The world’s population is projected to increase to more than 9 billion people by 2050. Rising living standards will result in both expanded markets for goods and services and unprecedented demands on the planet’s natural resources. Many of the resources once considered renewable–like forests and fresh water–have become finite when we consider that human demands are growing more quickly than the ability of natural processes to replenish them. While exhaustion of commodities can be monitored and measured, the impact of depletion on ecosystems is harder to gauge and often impossible to remedy.

With resource depletion comes risk of conflict as people struggle to meet their basic needs. Take water– population growth, economic development and climate change are straining access to fresh water globally. By 2025, two-thirds of the world’s population will live in water-stressed countries, posing significant risks to the economic and social stability of entire regions and to the corporate operations in those regions.1


Our current fossil-fuel based economy has led to a growing concentration of greenhouse gases in the atmosphere that is driving more extreme weather events, more severe and frequent cycles of drought and flood, and rising sea levels. In 2012 alone, the estimated costs to the U.S. insurance industry from severe weather were $65 billion, with total economic losses amounting to $119 billion.2 These phenomena are being met with new policies and regulations including those designed to limit and put a cost on carbon emissions. Businesses need to plan for a policy environment increasingly hostile toward carbon emissions and for the costs of adaptation to climate change.

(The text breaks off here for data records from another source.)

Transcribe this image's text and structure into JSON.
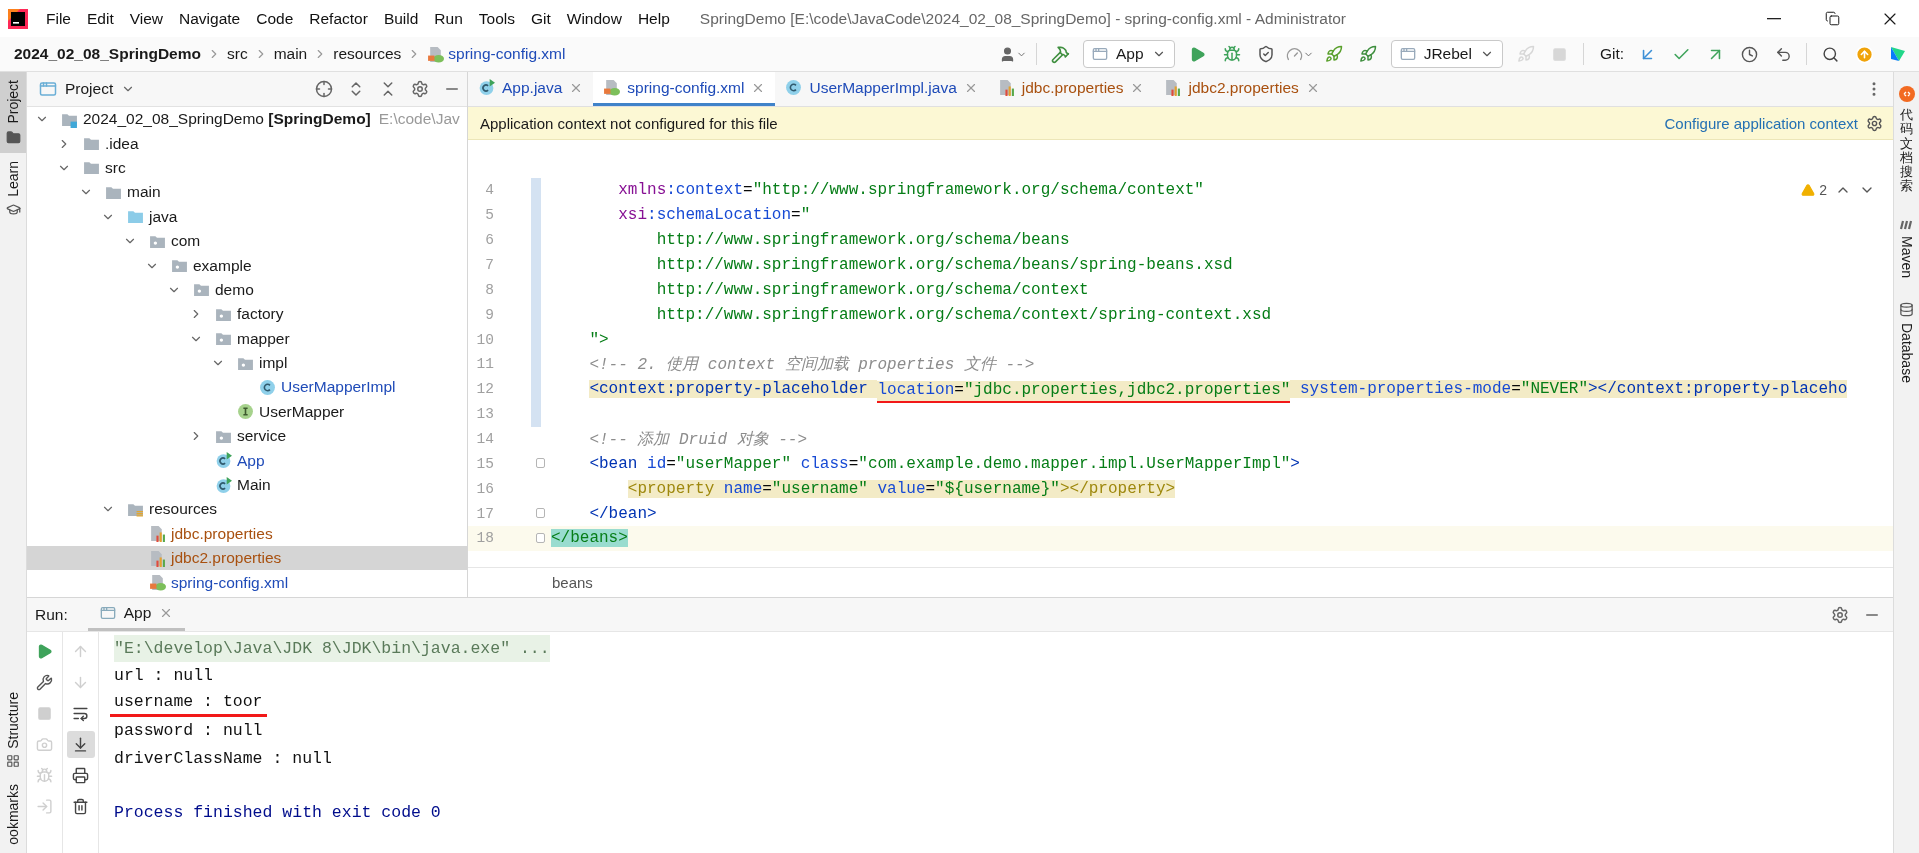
{
  "title_bar": {
    "menu": [
      "File",
      "Edit",
      "View",
      "Navigate",
      "Code",
      "Refactor",
      "Build",
      "Run",
      "Tools",
      "Git",
      "Window",
      "Help"
    ],
    "title": "SpringDemo [E:\\code\\JavaCode\\2024_02_08_SpringDemo] - spring-config.xml - Administrator"
  },
  "nav_bar": {
    "breadcrumbs": [
      {
        "label": "2024_02_08_SpringDemo",
        "kind": "project"
      },
      {
        "label": "src",
        "kind": "folder"
      },
      {
        "label": "main",
        "kind": "folder"
      },
      {
        "label": "resources",
        "kind": "folder"
      },
      {
        "label": "spring-config.xml",
        "kind": "file"
      }
    ],
    "tools": [
      {
        "kind": "user",
        "disabled": false
      },
      {
        "kind": "build",
        "disabled": false
      },
      {
        "kind": "dropdown",
        "label": "App"
      },
      {
        "kind": "run",
        "disabled": false
      },
      {
        "kind": "debug",
        "disabled": false
      },
      {
        "kind": "coverage",
        "disabled": false
      },
      {
        "kind": "profile",
        "disabled": false
      },
      {
        "kind": "jrebel-run",
        "disabled": false
      },
      {
        "kind": "jrebel-debug",
        "disabled": false
      },
      {
        "kind": "dropdown",
        "label": "JRebel"
      },
      {
        "kind": "deploy",
        "disabled": true
      },
      {
        "kind": "stop",
        "disabled": true
      },
      {
        "kind": "label",
        "label": "Git:"
      },
      {
        "kind": "git-update",
        "disabled": false
      },
      {
        "kind": "git-commit",
        "disabled": false
      },
      {
        "kind": "git-push",
        "disabled": false
      },
      {
        "kind": "history",
        "disabled": false
      },
      {
        "kind": "rollback",
        "disabled": false
      },
      {
        "kind": "search",
        "disabled": false
      },
      {
        "kind": "ide-update",
        "disabled": false
      },
      {
        "kind": "logo",
        "disabled": false
      }
    ]
  },
  "left_strip": {
    "top": [
      {
        "label": "Project",
        "kind": "project",
        "selected": true
      },
      {
        "label": "Learn",
        "kind": "learn",
        "selected": false
      }
    ],
    "bottom": [
      {
        "label": "Structure",
        "kind": "structure",
        "selected": false
      },
      {
        "label": "ookmarks",
        "kind": "bookmarks",
        "selected": false
      }
    ]
  },
  "project_panel": {
    "title": "Project",
    "tree": [
      {
        "label": "2024_02_08_SpringDemo",
        "module": "[SpringDemo]",
        "path": "E:\\code\\Jav",
        "kind": "module",
        "expanded": true,
        "selected": false,
        "children": [
          {
            "label": ".idea",
            "kind": "folder",
            "expanded": false,
            "selected": false
          },
          {
            "label": "src",
            "kind": "folder",
            "expanded": true,
            "selected": false,
            "children": [
              {
                "label": "main",
                "kind": "folder",
                "expanded": true,
                "selected": false,
                "children": [
                  {
                    "label": "java",
                    "kind": "source",
                    "expanded": true,
                    "selected": false,
                    "children": [
                      {
                        "label": "com",
                        "kind": "package",
                        "expanded": true,
                        "selected": false,
                        "children": [
                          {
                            "label": "example",
                            "kind": "package",
                            "expanded": true,
                            "selected": false,
                            "children": [
                              {
                                "label": "demo",
                                "kind": "package",
                                "expanded": true,
                                "selected": false,
                                "children": [
                                  {
                                    "label": "factory",
                                    "kind": "package",
                                    "expanded": false,
                                    "selected": false
                                  },
                                  {
                                    "label": "mapper",
                                    "kind": "package",
                                    "expanded": true,
                                    "selected": false,
                                    "children": [
                                      {
                                        "label": "impl",
                                        "kind": "package",
                                        "expanded": true,
                                        "selected": false,
                                        "children": [
                                          {
                                            "label": "UserMapperImpl",
                                            "kind": "class",
                                            "color": "#1f4bb8",
                                            "selected": false
                                          }
                                        ]
                                      },
                                      {
                                        "label": "UserMapper",
                                        "kind": "interface",
                                        "selected": false
                                      }
                                    ]
                                  },
                                  {
                                    "label": "service",
                                    "kind": "package",
                                    "expanded": false,
                                    "selected": false
                                  },
                                  {
                                    "label": "App",
                                    "kind": "runnable",
                                    "color": "#1f4bb8",
                                    "selected": false
                                  },
                                  {
                                    "label": "Main",
                                    "kind": "runnable",
                                    "selected": false
                                  }
                                ]
                              }
                            ]
                          }
                        ]
                      }
                    ]
                  },
                  {
                    "label": "resources",
                    "kind": "resources",
                    "expanded": true,
                    "selected": false,
                    "children": [
                      {
                        "label": "jdbc.properties",
                        "kind": "properties",
                        "color": "#a8500f",
                        "selected": false
                      },
                      {
                        "label": "jdbc2.properties",
                        "kind": "properties",
                        "color": "#a8500f",
                        "selected": true
                      },
                      {
                        "label": "spring-config.xml",
                        "kind": "xml",
                        "color": "#1f4bb8",
                        "selected": false
                      }
                    ]
                  }
                ]
              }
            ]
          }
        ]
      }
    ]
  },
  "editor": {
    "tabs": [
      {
        "label": "App.java",
        "kind": "runnable",
        "color": "#1f4bb8",
        "selected": false
      },
      {
        "label": "spring-config.xml",
        "kind": "xml",
        "color": "#1f4bb8",
        "selected": true
      },
      {
        "label": "UserMapperImpl.java",
        "kind": "class",
        "color": "#1f4bb8",
        "selected": false
      },
      {
        "label": "jdbc.properties",
        "kind": "properties",
        "color": "#a8500f",
        "selected": false
      },
      {
        "label": "jdbc2.properties",
        "kind": "properties",
        "color": "#a8500f",
        "selected": false
      }
    ],
    "banner": {
      "message": "Application context not configured for this file",
      "action": "Configure application context"
    },
    "warnings": "2",
    "lines": [
      {
        "number": "4",
        "changed": true,
        "tokens": [
          {
            "text": "       xmlns",
            "kind": "ns"
          },
          {
            "text": ":context",
            "kind": "attr"
          },
          {
            "text": "=",
            "kind": "text"
          },
          {
            "text": "\"http://www.springframework.org/schema/context\"",
            "kind": "value"
          }
        ]
      },
      {
        "number": "5",
        "changed": true,
        "tokens": [
          {
            "text": "       xsi",
            "kind": "ns"
          },
          {
            "text": ":schemaLocation",
            "kind": "attr"
          },
          {
            "text": "=",
            "kind": "text"
          },
          {
            "text": "\"",
            "kind": "value"
          }
        ]
      },
      {
        "number": "6",
        "changed": true,
        "tokens": [
          {
            "text": "           http://www.springframework.org/schema/beans",
            "kind": "value"
          }
        ]
      },
      {
        "number": "7",
        "changed": true,
        "tokens": [
          {
            "text": "           http://www.springframework.org/schema/beans/spring-beans.xsd",
            "kind": "value"
          }
        ]
      },
      {
        "number": "8",
        "changed": true,
        "tokens": [
          {
            "text": "           http://www.springframework.org/schema/context",
            "kind": "value"
          }
        ]
      },
      {
        "number": "9",
        "changed": true,
        "tokens": [
          {
            "text": "           http://www.springframework.org/schema/context/spring-context.xsd",
            "kind": "value"
          }
        ]
      },
      {
        "number": "10",
        "changed": true,
        "tokens": [
          {
            "text": "    \">",
            "kind": "value"
          }
        ]
      },
      {
        "number": "11",
        "changed": true,
        "tokens": [
          {
            "text": "    <!-- 2. 使用 context 空间加载 properties 文件 -->",
            "kind": "comment"
          }
        ]
      },
      {
        "number": "12",
        "changed": true,
        "highlighted": true,
        "tokens": [
          {
            "text": "    <context:property-placeholder ",
            "kind": "tag"
          },
          {
            "text": "location",
            "kind": "attr",
            "marked": true
          },
          {
            "text": "=",
            "kind": "text",
            "marked": true
          },
          {
            "text": "\"jdbc.properties,jdbc2.properties\"",
            "kind": "value",
            "marked": true
          },
          {
            "text": " system-properties-mode",
            "kind": "attr"
          },
          {
            "text": "=",
            "kind": "text"
          },
          {
            "text": "\"NEVER\"",
            "kind": "value"
          },
          {
            "text": "></context:property-placeho",
            "kind": "tag"
          }
        ]
      },
      {
        "number": "13",
        "changed": true
      },
      {
        "number": "14",
        "tokens": [
          {
            "text": "    <!-- 添加 Druid 对象 -->",
            "kind": "comment"
          }
        ]
      },
      {
        "number": "15",
        "fold": true,
        "tokens": [
          {
            "text": "    <bean",
            "kind": "tag"
          },
          {
            "text": " id",
            "kind": "attr"
          },
          {
            "text": "=",
            "kind": "text"
          },
          {
            "text": "\"userMapper\"",
            "kind": "value"
          },
          {
            "text": " class",
            "kind": "attr"
          },
          {
            "text": "=",
            "kind": "text"
          },
          {
            "text": "\"com.example.demo.mapper.impl.UserMapperImpl\"",
            "kind": "value"
          },
          {
            "text": ">",
            "kind": "tag"
          }
        ]
      },
      {
        "number": "16",
        "highlighted": true,
        "tokens": [
          {
            "text": "        <property",
            "kind": "soft_tag"
          },
          {
            "text": " name",
            "kind": "attr"
          },
          {
            "text": "=",
            "kind": "text"
          },
          {
            "text": "\"username\"",
            "kind": "value"
          },
          {
            "text": " value",
            "kind": "attr"
          },
          {
            "text": "=",
            "kind": "text"
          },
          {
            "text": "\"${username}\"",
            "kind": "value"
          },
          {
            "text": "></property>",
            "kind": "soft_tag"
          }
        ]
      },
      {
        "number": "17",
        "fold": true,
        "tokens": [
          {
            "text": "    </bean>",
            "kind": "tag"
          }
        ]
      },
      {
        "number": "18",
        "fold": true,
        "current": true,
        "tokens": [
          {
            "text": "</beans>",
            "kind": "matched_tag"
          }
        ]
      }
    ],
    "breadcrumb": "beans"
  },
  "run_panel": {
    "label": "Run:",
    "tabs": [
      {
        "label": "App",
        "selected": true
      }
    ],
    "left_tools": [
      {
        "kind": "rerun",
        "disabled": false
      },
      {
        "kind": "settings",
        "disabled": false
      },
      {
        "kind": "stop",
        "disabled": true
      },
      {
        "kind": "snapshot",
        "disabled": true
      },
      {
        "kind": "dump",
        "disabled": true
      },
      {
        "kind": "exit",
        "disabled": true
      }
    ],
    "right_tools": [
      {
        "kind": "up",
        "disabled": true,
        "selected": false
      },
      {
        "kind": "down",
        "disabled": true,
        "selected": false
      },
      {
        "kind": "wrap",
        "disabled": false,
        "selected": false
      },
      {
        "kind": "scroll-end",
        "disabled": false,
        "selected": true
      },
      {
        "kind": "print",
        "disabled": false,
        "selected": false
      },
      {
        "kind": "clear",
        "disabled": false,
        "selected": false
      }
    ],
    "output": [
      {
        "text": "\"E:\\develop\\Java\\JDK 8\\JDK\\bin\\java.exe\" ...",
        "kind": "command"
      },
      {
        "text": "url : null",
        "kind": "normal"
      },
      {
        "text": "username : toor",
        "kind": "normal",
        "marked": true
      },
      {
        "text": "password : null",
        "kind": "normal"
      },
      {
        "text": "driverClassName : null",
        "kind": "normal"
      },
      {
        "text": "Process finished with exit code 0",
        "kind": "exit"
      }
    ]
  },
  "right_strip": [
    {
      "label": "代码文档搜索",
      "kind": "plugin"
    },
    {
      "label": "Maven",
      "kind": "maven"
    },
    {
      "label": "Database",
      "kind": "database"
    }
  ]
}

In addition to risks, climate change also poses new business opportunities for companies that recognize the potential new revenue sources available to those who develop solutions to the challenges of climate mitigation and adaptation.


The integration of national economies into the global economy brings opportunities for business, but often with significant risks. More and more companies operate in or source from multiple countries with wide disparities in enforced environmental and social standards. Whatever the local enforced standard, many stakeholder groups demand, at a minimum, that companies meet international expectations.


Advances in digital communication over the last two decades have reduced not only the time it takes to build a reputation, but also the time it takes to destroy one. Communication is increasingly disaggregated across multiple social networks. In 2012, Facebook reached one billion users3 while Twitter grew from a “mere” 7 million users in 2009 to 500 million in 2013.4 Using these types of tools, it has never been easier for people to track a company’s sustainability performance and to widely disseminate their perspectives on it. We have entered an era of “radical transparency.”


1. UN-Water. Coping With Water Scarcity: Challenge of the Twenty-First Century. 22 March 2007. Retrieved from 20. docs/escarcity.pdf.

2. Swiss Re Ltd. No. 2/2013, Natural catastrophes and man-made disasters in 2012: A year of extreme weather events in the US.  1 February 2013.  Retrieved from

3. Smith, Aaron, Laurie Segall and Stacy Cowley.  "Facebook reaches one billion users." CNN Money. 4 October 2012. Retrieved from

4. Lunden, Ingrid.  "Twitter May Have 500M+ Users But Only 170M Are Active, 75% On Twitter’s Own Clients." 31 July 2012.  Retrieved from